Exercise: Tell how many lines in the following entries include the word "self", giving the figure alone.

Data shown Block Start

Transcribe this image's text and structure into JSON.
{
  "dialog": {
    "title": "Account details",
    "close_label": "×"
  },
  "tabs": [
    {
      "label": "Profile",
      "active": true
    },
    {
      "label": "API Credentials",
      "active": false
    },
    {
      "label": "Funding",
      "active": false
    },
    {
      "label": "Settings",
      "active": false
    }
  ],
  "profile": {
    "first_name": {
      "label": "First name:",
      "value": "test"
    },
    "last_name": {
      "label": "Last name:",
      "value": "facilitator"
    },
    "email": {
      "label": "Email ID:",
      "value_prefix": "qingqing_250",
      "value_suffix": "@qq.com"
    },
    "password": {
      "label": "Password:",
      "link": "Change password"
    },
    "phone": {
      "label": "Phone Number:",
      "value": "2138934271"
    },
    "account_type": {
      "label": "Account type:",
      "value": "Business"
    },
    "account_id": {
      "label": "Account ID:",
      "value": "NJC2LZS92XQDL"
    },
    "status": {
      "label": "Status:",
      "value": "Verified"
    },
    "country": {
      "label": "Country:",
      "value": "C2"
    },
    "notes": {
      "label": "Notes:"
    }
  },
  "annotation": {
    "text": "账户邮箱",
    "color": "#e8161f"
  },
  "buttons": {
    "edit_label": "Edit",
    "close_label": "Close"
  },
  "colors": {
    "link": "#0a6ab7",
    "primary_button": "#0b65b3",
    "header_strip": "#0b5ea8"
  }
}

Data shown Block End
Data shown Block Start

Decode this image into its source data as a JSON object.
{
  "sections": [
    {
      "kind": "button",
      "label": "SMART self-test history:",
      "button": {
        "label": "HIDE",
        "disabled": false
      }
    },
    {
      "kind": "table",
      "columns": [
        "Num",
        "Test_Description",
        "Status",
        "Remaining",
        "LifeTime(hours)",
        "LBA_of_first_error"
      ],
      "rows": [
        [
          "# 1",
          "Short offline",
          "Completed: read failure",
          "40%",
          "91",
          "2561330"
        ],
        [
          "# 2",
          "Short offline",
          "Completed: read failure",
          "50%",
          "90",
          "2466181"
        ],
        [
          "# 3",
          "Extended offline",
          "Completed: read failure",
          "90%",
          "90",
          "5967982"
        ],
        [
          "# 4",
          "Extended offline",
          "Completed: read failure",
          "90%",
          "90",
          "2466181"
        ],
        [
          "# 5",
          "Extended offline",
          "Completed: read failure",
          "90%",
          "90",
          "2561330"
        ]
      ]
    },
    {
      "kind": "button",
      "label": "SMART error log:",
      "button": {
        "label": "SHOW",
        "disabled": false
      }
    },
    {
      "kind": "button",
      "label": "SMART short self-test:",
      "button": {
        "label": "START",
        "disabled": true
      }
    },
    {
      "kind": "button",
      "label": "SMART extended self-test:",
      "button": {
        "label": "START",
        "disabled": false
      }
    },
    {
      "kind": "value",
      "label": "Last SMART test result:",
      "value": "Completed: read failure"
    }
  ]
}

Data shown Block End

Answer below: 3